The U.S. Senate has rejected by a 50 to 48 vote a Democratic-sponsored measure calling for U.S. troops to be withdrawn from Iraq by March of next year. VOA's Deborah Tate reports from Capitol Hill.
The vote was largely along party lines in the narrowly-divided Senate, with minority Republicans opposing the measure on grounds that it would embolden the enemy and allow lawmakers to micromanage the war in Iraq.
"This is a dangerous piece of legislation. It is constitutionally dubious, and it would authorize a scattered band of United States senators to literally tie the hands of the commander in chief at a moment of decisive importance in the fight against terrorism in Iraq," said Senator Mitch McConnell of Kentucky, the top Republican in the Senate.

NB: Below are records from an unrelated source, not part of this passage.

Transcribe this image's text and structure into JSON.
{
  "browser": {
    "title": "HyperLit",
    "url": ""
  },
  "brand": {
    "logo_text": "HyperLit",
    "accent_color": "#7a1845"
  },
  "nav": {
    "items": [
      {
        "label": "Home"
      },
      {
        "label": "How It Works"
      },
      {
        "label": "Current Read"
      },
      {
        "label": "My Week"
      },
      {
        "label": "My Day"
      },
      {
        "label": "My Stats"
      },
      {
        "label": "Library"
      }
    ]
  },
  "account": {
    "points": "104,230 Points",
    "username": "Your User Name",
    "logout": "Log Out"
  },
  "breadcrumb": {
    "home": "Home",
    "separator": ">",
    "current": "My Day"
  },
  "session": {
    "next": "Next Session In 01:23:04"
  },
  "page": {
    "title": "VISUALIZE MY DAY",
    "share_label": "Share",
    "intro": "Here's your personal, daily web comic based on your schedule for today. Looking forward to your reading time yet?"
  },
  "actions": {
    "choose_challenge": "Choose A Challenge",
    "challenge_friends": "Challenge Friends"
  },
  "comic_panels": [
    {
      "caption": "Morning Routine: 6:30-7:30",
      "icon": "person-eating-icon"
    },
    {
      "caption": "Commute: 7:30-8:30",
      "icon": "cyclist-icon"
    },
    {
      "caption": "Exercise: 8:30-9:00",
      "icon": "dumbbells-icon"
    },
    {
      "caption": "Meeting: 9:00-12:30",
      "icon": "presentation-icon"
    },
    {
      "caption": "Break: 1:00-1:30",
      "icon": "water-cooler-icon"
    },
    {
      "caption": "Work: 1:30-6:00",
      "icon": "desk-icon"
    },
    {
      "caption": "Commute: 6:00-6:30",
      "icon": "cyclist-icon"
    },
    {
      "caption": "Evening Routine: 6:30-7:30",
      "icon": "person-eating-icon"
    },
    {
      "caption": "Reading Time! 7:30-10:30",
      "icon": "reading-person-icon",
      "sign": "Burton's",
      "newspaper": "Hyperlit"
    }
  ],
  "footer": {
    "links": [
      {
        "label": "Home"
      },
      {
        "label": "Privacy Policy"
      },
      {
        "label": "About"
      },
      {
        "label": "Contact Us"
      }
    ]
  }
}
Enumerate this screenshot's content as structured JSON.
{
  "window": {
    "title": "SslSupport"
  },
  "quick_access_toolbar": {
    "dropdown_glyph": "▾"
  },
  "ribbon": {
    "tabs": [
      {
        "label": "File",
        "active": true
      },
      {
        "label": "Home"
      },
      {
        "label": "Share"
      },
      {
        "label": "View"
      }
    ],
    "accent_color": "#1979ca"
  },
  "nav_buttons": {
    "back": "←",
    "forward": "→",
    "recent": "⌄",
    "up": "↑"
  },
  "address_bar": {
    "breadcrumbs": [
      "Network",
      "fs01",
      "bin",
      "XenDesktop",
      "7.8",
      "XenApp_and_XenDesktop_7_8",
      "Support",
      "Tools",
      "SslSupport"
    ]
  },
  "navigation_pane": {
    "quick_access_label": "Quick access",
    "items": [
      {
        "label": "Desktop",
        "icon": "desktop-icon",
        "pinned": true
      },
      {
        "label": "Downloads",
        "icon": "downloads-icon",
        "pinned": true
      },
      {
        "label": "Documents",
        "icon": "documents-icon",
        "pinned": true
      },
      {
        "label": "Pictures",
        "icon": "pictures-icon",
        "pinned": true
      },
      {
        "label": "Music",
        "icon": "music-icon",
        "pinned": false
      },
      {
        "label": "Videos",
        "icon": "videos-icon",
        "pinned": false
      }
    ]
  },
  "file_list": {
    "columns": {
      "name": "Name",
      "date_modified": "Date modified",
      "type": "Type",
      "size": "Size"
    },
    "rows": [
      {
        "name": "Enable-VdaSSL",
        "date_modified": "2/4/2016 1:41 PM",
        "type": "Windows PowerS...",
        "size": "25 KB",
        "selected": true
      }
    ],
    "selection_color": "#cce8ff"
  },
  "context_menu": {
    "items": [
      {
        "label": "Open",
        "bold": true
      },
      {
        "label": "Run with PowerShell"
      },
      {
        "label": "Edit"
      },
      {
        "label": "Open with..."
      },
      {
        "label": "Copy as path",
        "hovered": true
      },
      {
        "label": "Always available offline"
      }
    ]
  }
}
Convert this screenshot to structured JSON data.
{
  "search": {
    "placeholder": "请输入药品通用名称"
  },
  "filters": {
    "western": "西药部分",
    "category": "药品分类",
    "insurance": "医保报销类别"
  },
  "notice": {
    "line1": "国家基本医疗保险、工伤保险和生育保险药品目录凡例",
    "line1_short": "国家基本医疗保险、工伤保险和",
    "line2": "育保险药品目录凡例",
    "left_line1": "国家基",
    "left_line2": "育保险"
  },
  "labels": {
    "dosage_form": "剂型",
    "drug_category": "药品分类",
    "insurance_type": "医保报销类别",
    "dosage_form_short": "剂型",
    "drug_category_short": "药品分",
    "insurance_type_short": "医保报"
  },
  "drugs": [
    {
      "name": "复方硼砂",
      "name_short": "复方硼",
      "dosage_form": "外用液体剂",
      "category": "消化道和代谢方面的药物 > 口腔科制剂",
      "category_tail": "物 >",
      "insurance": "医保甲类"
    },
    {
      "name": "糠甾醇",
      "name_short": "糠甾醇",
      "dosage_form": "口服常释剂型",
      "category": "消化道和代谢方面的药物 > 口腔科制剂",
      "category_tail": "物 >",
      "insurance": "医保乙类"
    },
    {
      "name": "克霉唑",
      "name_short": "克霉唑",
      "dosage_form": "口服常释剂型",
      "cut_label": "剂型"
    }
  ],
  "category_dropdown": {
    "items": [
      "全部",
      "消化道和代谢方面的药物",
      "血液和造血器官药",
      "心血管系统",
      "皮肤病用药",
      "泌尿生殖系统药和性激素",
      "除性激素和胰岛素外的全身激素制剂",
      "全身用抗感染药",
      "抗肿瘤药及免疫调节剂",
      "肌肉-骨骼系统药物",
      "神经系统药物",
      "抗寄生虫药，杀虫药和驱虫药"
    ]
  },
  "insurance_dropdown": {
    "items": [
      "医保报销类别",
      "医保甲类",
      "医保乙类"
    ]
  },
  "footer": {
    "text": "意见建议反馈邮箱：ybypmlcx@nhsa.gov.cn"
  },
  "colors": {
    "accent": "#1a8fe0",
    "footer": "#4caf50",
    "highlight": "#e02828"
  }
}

Several Democrats crossed party lines to join Republicans in opposition to the measure. Only one Republican, Senator Gordon Smith of Oregon, voted for the resolution, which was sponsored by Senate Majority Leader Harry Reid of Nevada.
Reid argued that President Bush's plan in Iraq is not working. "Iraq is in a state of chaos. There is literally no stability. United States troops are policing a civil war, a protracted civil war," he said.
Although the measure was defeated, supporters say their votes reflect the sentiment of the American people, whom public opinion polls show disapprove of the Iraq war.
Senate Democrats note they will have another chance to debate the war when President Bush's supplemental budget request for Iraq and Afghanistan comes to the Senate floor in the coming weeks.
On the House side, Democrats were more successful in moving forward a measure calling for a troop pullout next year. The House Appropriations Committee approved a measure calling for troops to be withdrawn no later than September 2008, along with $95 billion more in funding for Iraq and Afghanistan. The full House is to take up the measure next week.
Although the Senate voted down the resolution on the U.S. troop withdrawal, it passed two other measures that expressed support for the troops. A Republican-backed resolution said no funds should be cut for U.S. troops in the field, while a Democratic-backed measure said congress and the president have shared responsibility for troops in wartime and for their medical care when they are wounded.
The latter resolution came in response to the scandal surrounding Walter Reed Army Medical Center, a key military hospital where reports of substandard outpatient care for wounded Iraqi veterans led to the ouster of several high-ranking Army officials.